Psver Colors

Step 5 - Patterns

There are many patterns to choose from depending upon the type of paving stones you choose, and your personal preference. The pattern you choose can give your project a more formal or more casual feel and can make your pavers easier or more difficult to install. Pavers have nearly endless possibilities when taking into account different patterns. This is where you can get really creative, keep in mind the more original the pattern, the higher difficulty the project becomes.

Step 6 - Pattern Angle and Inserts

There are commonly two different laying angles in which to lay pavers; a 90 degree angle or a 45 degree angle. The most common starting point is to take the angle off of the point of entry/exit of their home. You can even consider using both laying angles in the same project to delineate spaces. Another idea is to insert a different laying pattern into the design to draw attention or accent to another area. For instance, one laying pattern where in the dining area and another in the cooking area/seating area/fire-pit or place etc. In terms of inserts, the most common is a circle kit inserted in or adjacent to the field.

Step 7 - Borders and Banding/Ribboning

PAver BorderDepending on how large the area is borders can add a significant accent to the project. There are many ways to lay the paver borders; the most common of which are Soldier, Sailor, Running Bond, Stacked, or Random. Consider whether you would like to use one or multiple ‘bands’ depending on how wide an area you have and the amount of defined edge you want to create. You can use the same color or color blend as in your field for a subtle look, or a contrasting or accent color to make the border pop and stand out.

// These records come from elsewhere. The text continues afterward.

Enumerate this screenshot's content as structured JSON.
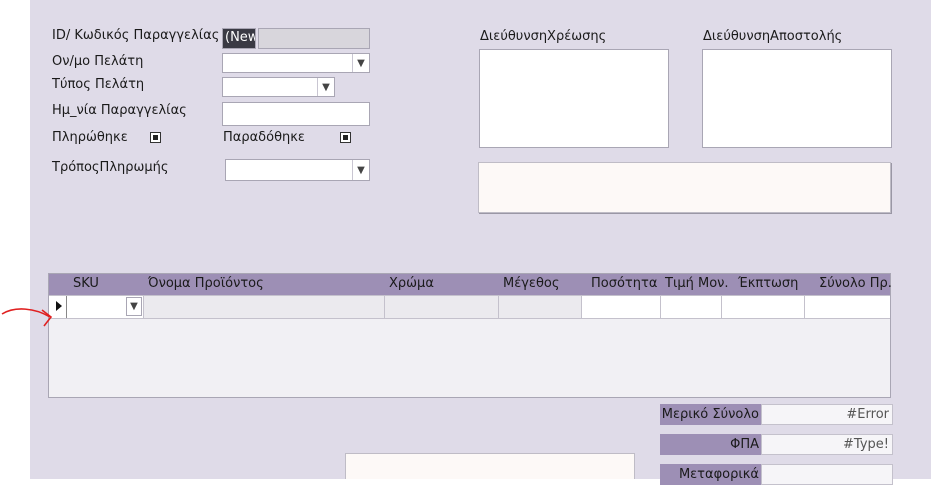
{
  "form": {
    "order_id_label": "ID/ Κωδικός Παραγγελίας",
    "order_id_value": "(New)",
    "customer_name_label": "Ον/μο Πελάτη",
    "customer_type_label": "Τύπος Πελάτη",
    "order_date_label": "Ημ_νία Παραγγελίας",
    "paid_label": "Πληρώθηκε",
    "delivered_label": "Παραδόθηκε",
    "payment_method_label": "ΤρόποςΠληρωμής",
    "billing_address_label": "ΔιεύθυνσηΧρέωσης",
    "shipping_address_label": "ΔιεύθυνσηΑποστολής"
  },
  "subform": {
    "columns": [
      "SKU",
      "Όνομα Προϊόντος",
      "Χρώμα",
      "Μέγεθος",
      "Ποσότητα",
      "Τιμή Μον.",
      "Έκπτωση",
      "Σύνολο Πρ."
    ]
  },
  "totals": {
    "subtotal_label": "Μερικό Σύνολο",
    "subtotal_value": "#Error",
    "vat_label": "ΦΠΑ",
    "vat_value": "#Type!",
    "shipping_label": "Μεταφορικά",
    "shipping_value": ""
  },
  "colors": {
    "form_background": "#dfdbe8",
    "header_purple": "#9d8fb5",
    "annotation_red": "#e02020"
  },
  "icons": {
    "record_selector": "triangle-right",
    "combo_arrow": "chevron-down",
    "checkbox": "checked-square"
  }
}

Step 8 - Accent Colors and Contrasting Textures

Utilizing accent colors can help you delineate spaces that have different uses. For example the dining vs. cooking vs. lounging areas of your patio. Another idea is a separate border color. If the majority of the colors in your patio are earth tones, consider accenting the borders with a solid color to frame the project.

The same can be said about inserting a different texture into your pattern or border. For instance, if your main laying pattern consists of tumbled pavers you could use a double border with the outside border stone consistent with the field and the inside border stone is a different color texture or vice versa. Changing the textures within a project can add a lot of depth and provide a nice finishing touch.

Freestanding WallStep 9 - Creating an Outdoor Room

The addition of vertical elements such as retaining or freestanding walls, columns, grill islands, countertops/bars, and fireplaces will truly make your patio into an outdoor extension of your home. These elements can create the feel of outdoor kitchens, dining rooms, and living rooms. Walls not only separate spaces and allow elevation changes; they can also provide additional seating. Columns are akin to doorways in that they mark entry and exit points, and provide vertical interest to horizontal walls. Grill islands & bars provide additional prep and eating space, but also serve as a place for friends and family to gather around. Fireplaces add warmth literally and figuratively and allow you to use your space despite cooler temperatures.

The Bottom Line

Since there are so many different options to choose from, take your time with this process and have fun! The last thing you want to do is to make a hasty decision and regret it later. Please come in to the store and have a look at our samples, outdoor room displays, and speak with the staff at the Landscape Project Desk for more information and assistance.